Recently, a state appellate court issued an opinion in a personal injury case discussing whether the defendant, the owner of a car repair shop, could be held liable for the plaintiff’s injuries. The court ultimately concluded that the defendant’s duty to maintain the shop in a reasonably safe condition was a non-delegable duty, and thus, the jury’s decision to hold the defendant partially responsible for the plaintiff’s injuries was proper.
The case is important for Maryland slip-and-fall accident victims in that it discusses what a property owner’s non-delegable duties are and under what circumstances they may be transferred to another party.
The Facts of the Case
The defendant owned an auto repair shop.
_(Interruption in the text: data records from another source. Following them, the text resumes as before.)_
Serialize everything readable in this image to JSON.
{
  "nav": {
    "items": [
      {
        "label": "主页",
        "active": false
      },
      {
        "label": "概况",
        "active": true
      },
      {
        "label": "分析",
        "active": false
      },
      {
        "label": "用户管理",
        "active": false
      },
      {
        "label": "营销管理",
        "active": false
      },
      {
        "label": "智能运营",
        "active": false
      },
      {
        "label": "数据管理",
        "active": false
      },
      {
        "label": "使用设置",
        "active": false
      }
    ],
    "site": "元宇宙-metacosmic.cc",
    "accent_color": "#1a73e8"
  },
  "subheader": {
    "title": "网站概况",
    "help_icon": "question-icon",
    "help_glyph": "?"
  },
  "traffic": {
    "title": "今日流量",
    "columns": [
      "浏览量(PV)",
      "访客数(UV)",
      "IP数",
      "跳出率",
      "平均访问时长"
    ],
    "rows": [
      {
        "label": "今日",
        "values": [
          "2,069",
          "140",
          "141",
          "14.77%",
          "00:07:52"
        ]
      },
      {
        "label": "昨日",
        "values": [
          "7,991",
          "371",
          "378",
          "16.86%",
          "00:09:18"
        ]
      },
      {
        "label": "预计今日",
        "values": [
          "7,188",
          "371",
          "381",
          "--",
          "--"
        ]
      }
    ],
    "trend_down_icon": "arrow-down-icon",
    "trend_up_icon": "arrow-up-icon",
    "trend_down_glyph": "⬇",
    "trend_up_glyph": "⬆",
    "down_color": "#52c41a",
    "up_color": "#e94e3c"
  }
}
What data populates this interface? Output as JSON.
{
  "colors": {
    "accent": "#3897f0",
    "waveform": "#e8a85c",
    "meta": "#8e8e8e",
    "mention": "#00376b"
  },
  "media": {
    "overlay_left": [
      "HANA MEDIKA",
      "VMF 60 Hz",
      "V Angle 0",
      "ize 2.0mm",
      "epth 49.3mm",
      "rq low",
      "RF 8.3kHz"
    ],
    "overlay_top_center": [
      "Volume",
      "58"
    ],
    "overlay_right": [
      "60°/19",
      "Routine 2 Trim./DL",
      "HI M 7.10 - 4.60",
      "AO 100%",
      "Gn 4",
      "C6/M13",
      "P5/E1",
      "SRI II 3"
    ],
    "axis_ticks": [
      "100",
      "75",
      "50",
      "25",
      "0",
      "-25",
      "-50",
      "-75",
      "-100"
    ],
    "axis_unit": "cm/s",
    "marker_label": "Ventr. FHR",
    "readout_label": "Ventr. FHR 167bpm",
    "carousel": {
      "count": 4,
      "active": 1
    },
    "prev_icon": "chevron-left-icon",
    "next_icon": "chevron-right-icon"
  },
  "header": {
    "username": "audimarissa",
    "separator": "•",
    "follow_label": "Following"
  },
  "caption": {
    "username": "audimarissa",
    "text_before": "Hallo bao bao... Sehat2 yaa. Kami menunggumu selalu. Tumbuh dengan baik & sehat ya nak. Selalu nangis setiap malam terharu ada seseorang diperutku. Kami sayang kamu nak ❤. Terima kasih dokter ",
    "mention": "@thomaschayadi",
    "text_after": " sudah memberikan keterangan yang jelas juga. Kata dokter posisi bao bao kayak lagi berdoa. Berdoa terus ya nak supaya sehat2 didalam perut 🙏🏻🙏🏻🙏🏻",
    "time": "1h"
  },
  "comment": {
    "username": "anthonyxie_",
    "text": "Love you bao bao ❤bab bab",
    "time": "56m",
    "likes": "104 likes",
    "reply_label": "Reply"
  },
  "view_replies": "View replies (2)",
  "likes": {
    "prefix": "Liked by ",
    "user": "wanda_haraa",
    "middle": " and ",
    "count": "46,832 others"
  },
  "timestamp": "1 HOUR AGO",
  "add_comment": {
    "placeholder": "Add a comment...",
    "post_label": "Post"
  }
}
He leased a portion of the shop to another mechanic but maintained an office on location and continued to use the shop. The defendant was the only one with keys to the shop, and the mechanic could not enter or use the shop without the defendant being present.
The lease agreement between the defendant and the mechanic specified that the mechanic would obtain liability insurance and agreed to hold the defendant “harmless from any liability or damage, whether caused by [the mechanic’s] operations or otherwise.” However, the mechanic never obtained liability insurance.
One day, the plaintiff brought his car for repair. The mechanic placed the plaintiff’s car up on a lift and invited the plaintiff into the shop to see an oil leak that he had discovered. As the mechanic lowered the plaintiff’s car, it crushed the plaintiff’s foot. The plaintiff filed a premises liability lawsuit. In response to the plaintiff’s claims, the defendant argued that he could not be held liable for the actions of the mechanic. The case proceeded to trial, and a jury returned a verdict in the plaintiff’s favor.
The Court Finds the Defendant Had a Non-Delegable Duty to Maintain the Shop
The court rejected each the defendant’s arguments on appeal. First, the court explained that as a landowner, the defendant had a non-delegable duty to maintain the shop in a reasonably safe manner. The court explained that it is only when a landowner delivers “full possession and complete control” of their property that this duty transfers to another party.
Here, the court explained that by keeping an office on location and continuing to use the shop notwithstanding the terms of the lease, the jury was free to find that the defendant did not surrender “full possession and complete control” over to the mechanic. The court also noted that the evidence was sufficient for the jury to find that the defendant breached that duty. The court explained that the plaintiff’s injuries were caused by heavy machinery that presented a foreseeable danger to customers. Thus, the court affirmed the jury’s verdict.
Have You Been Injured While on Another’s Property?
If you or someone you love has recently suffered a serious injury after a Maryland slip-and-fall accident, the attorneys at the Maryland personal injury law firm of Lebowitz & Mzhen, LLC can help. It may be that you are entitled to monetary compensation for the injuries you sustained. At Lebowitz & Mzhen, we have decades of experience handling all types of personal injury claims across Maryland, Virginia, and Washington, D.C. To learn more about how we can help you recover for your injuries, call 410-654-3600 to schedule a free consultation today.
More Blog Posts:
How Strict Liability Applies in Maryland Dog Bite Cases, Maryland Accident Law Blog, October 15, 2018.
Maryland Does Not Allow Dram Shop or Social Host Liability, Maryland Accident Law Blog, October 1, 2018.